# [Dataset records]
[Start of section]

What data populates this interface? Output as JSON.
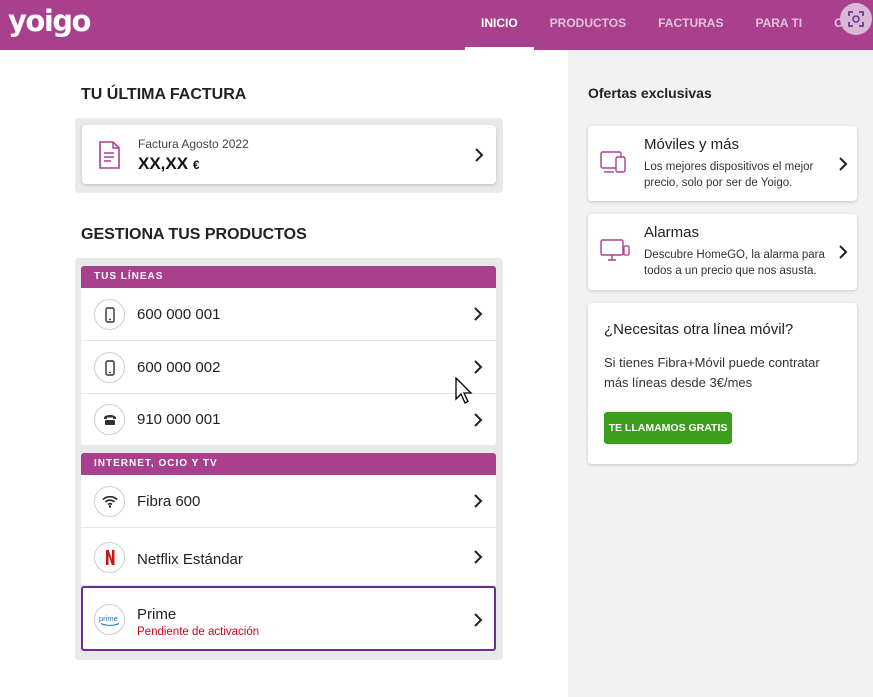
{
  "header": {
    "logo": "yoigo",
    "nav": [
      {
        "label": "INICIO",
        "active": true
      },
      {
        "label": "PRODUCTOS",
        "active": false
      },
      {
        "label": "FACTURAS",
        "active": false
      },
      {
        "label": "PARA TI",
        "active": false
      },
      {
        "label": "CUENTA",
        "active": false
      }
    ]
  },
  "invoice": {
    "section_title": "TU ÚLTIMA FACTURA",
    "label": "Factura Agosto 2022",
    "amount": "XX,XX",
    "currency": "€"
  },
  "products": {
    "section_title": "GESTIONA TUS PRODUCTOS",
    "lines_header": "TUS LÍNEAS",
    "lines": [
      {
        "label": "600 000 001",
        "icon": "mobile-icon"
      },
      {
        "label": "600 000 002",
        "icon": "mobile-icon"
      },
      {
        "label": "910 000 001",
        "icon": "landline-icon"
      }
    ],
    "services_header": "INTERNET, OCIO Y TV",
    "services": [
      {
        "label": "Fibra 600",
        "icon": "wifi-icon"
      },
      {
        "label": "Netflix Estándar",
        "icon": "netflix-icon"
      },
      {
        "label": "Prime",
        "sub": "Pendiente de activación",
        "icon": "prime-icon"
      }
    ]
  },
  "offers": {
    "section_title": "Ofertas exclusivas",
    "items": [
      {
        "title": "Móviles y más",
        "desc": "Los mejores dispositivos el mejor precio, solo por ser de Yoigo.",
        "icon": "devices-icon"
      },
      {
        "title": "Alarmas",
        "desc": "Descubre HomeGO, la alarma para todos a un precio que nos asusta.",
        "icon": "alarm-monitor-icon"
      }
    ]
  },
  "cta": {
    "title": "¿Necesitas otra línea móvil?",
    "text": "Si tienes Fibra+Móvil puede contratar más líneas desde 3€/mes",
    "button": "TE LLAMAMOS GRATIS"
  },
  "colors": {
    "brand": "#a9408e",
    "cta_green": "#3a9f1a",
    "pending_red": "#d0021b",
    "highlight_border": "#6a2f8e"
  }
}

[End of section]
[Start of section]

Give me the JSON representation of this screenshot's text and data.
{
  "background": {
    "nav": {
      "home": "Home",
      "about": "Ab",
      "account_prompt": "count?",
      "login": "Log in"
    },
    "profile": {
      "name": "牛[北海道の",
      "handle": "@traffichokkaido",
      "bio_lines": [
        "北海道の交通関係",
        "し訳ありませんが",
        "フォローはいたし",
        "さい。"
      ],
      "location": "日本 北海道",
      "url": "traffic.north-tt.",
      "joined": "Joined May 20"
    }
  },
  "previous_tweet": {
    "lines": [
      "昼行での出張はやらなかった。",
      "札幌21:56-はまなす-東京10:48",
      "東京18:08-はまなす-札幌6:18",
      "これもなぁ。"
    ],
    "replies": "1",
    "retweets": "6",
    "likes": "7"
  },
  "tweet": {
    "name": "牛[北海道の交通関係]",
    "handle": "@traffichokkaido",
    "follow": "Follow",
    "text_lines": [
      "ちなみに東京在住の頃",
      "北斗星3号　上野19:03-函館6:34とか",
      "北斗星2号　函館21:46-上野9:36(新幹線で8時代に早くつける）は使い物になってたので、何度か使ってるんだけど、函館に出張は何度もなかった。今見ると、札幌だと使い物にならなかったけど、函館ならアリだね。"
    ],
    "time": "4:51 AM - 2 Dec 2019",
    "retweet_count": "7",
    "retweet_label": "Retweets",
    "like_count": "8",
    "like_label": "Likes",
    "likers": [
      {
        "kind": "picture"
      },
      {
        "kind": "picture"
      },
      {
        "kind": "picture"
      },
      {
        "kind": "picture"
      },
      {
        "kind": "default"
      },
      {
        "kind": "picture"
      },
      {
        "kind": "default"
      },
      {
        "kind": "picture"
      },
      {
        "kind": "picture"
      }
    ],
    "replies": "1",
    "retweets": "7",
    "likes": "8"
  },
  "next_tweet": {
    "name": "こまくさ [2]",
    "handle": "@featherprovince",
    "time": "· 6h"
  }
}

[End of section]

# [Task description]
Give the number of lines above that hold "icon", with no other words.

# [Expected answer]
8